GILMAN CITY – There’s life in the Cat Creek community.
The church by the creek has been meeting since 1845, which makes it the oldest in Harrison County. The legend lives on about the panthers in the trees by Cat Creek who would drop down on unsuspecting deer. That is the identity of Cat Creek Church, which is formally known as Mt. Pleasant No. 1 Baptist Church.
Like many churches in rural Missouri, Cat Creek has seen better days. The young people have left for the city to find work, so the members often find themselves scarce. One Sunday in December they were down to five, plus the guest preacher that morning from Daviess County, Jesse Cass, and his wife, Carol.
The beauty of the Cat Creek story is evident when the church meets. Through its pride in identity and strength in faith, she has managed to keep the doors open. And God has been faithful to meet the church’s needs by sending a pastor.
Cass, a former member of the Missouri Baptist Convention (MBC) Executive Board who retired after 19 years as pastor of Jamesport Baptist Church, felt a love for the people and accepted the call to be their full-time pastor. Since then the church has more than doubled in size.
“God is at work at Cat Creek,” Cass said.
The pastor figures he has a good group of 15-18 people who will come to Sunday worship. May 5 attendance was down a bit to 12, but that did not discourage him. He said his overall number of potential attendees right now is 22.
His two big plans for outreach are a “Singspiration” June 8 at 6 p.m. and an effort to help Coffey Baptist Church with their summer Vacation Bible School. Cass lives on a farm just outside Coffey and drives 22 miles to church.

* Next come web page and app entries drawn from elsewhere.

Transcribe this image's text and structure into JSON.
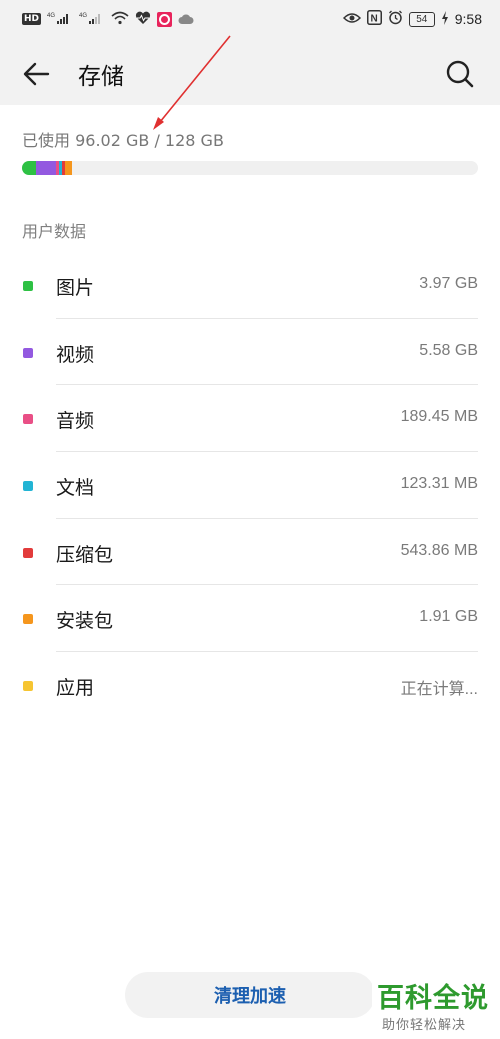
{
  "status_bar": {
    "hd_label": "HD",
    "network_1": "4G",
    "network_2": "4G",
    "nfc_label": "N",
    "battery": "54",
    "time": "9:58"
  },
  "header": {
    "title": "存储"
  },
  "storage": {
    "usage_text": "已使用 96.02 GB / 128 GB",
    "used_gb": 96.02,
    "total_gb": 128,
    "bar_segments": [
      {
        "category": "图片",
        "color": "#2ec144"
      },
      {
        "category": "视频",
        "color": "#9359e0"
      },
      {
        "category": "音频",
        "color": "#e94f86"
      },
      {
        "category": "文档",
        "color": "#22b4d4"
      },
      {
        "category": "压缩包",
        "color": "#e23b3b"
      },
      {
        "category": "安装包",
        "color": "#f5961d"
      }
    ]
  },
  "section": {
    "label": "用户数据"
  },
  "items": [
    {
      "name": "图片",
      "size": "3.97 GB",
      "color": "#2ec144"
    },
    {
      "name": "视频",
      "size": "5.58 GB",
      "color": "#9359e0"
    },
    {
      "name": "音频",
      "size": "189.45 MB",
      "color": "#e94f86"
    },
    {
      "name": "文档",
      "size": "123.31 MB",
      "color": "#22b4d4"
    },
    {
      "name": "压缩包",
      "size": "543.86 MB",
      "color": "#e23b3b"
    },
    {
      "name": "安装包",
      "size": "1.91 GB",
      "color": "#f5961d"
    },
    {
      "name": "应用",
      "size": "正在计算...",
      "color": "#f6c532"
    }
  ],
  "actions": {
    "clean_label": "清理加速"
  },
  "watermark": {
    "title": "百科全说",
    "subtitle": "助你轻松解决"
  },
  "colors": {
    "accent": "#1c5fb0",
    "annotation_arrow": "#e03030",
    "watermark_green": "#2e9a2e"
  }
}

“The Singspiration is a big deal because we’ve never had that type of thing before,” said Brenda Vasquez, who serves as Cat Creek’s secretary/clerk.

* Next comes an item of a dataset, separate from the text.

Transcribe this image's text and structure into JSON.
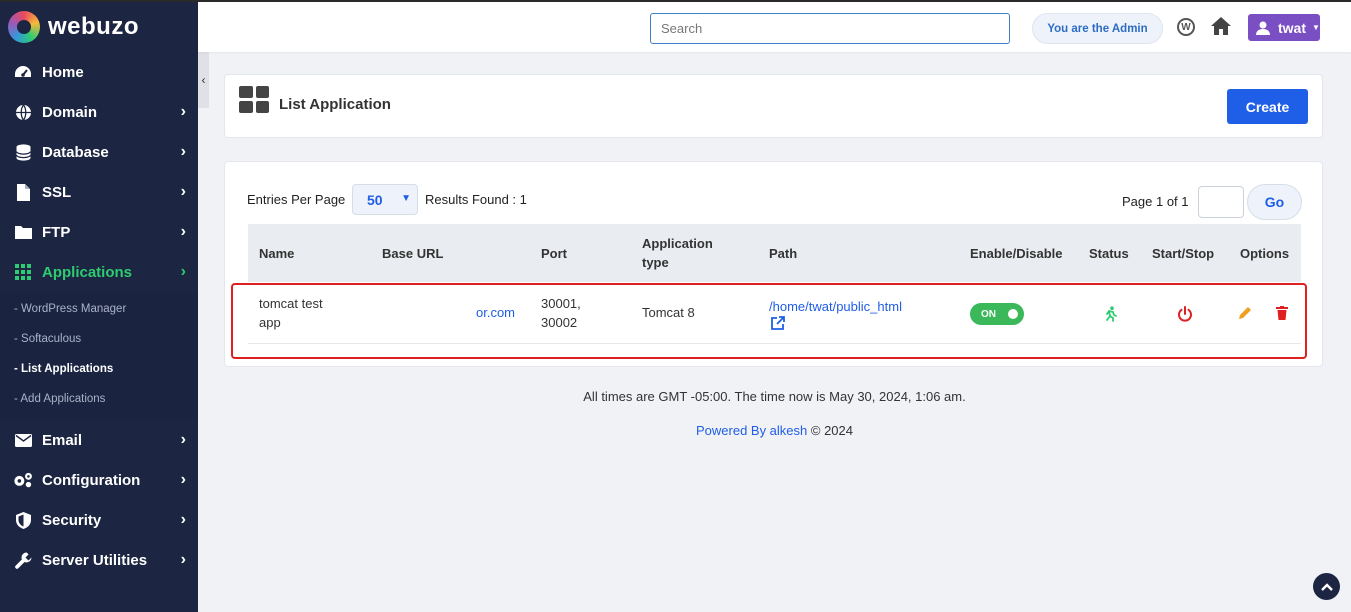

Church Treasurer Phil Helton said that Cass is making a difference right now simply by loving people. That outpouring of sincere love, Helton said, is giving people a renewed desire to do things that God will use to grow the church.
“I think he loves people unconditionally, and he does it in a funny way,” Helton said. “I heard him say one time, if he kidded you, he loved you, and I believe that.”
His love for the flock led him on May 5 to teach on the fundamentals of church life. His sermon was packed with nuggets of wisdom on how this can be accomplished, including sayings like:
“Having church is a way that we can humble ourselves before God.”
“Show up and be pleasant.”
“If we’re going to have church, we need to be a body of keepers.”
“What do we gather for? For a time of cleansing.”
“Forgiveness needs to be priority one.”
Cass said that while the population around the church is sparse, the key to growing the flock will be hard work.
“Our followup will be what we will have to really be prepared to do and geared to do, to understand what that means,” he said.
In many ways, though, the victory has already been won in terms of Cat Creek being determined to not close its doors. It looked bad for a while with the pews all but empty, but the battle was won through the prayers of the saints.
“I opened the Bible,” Vasquez said. “It was open all the time because I was just sitting here trying to find answers.
“It was really discouraging, but if you lose it, you’re going to lose everything.”
But Cat Creek was not lost, and the lesson for other churches in rural Missouri who may be thinking about giving up the fight is simple.
“Don’t let the enemy win,” said Sunday School Teacher Sally Davidson.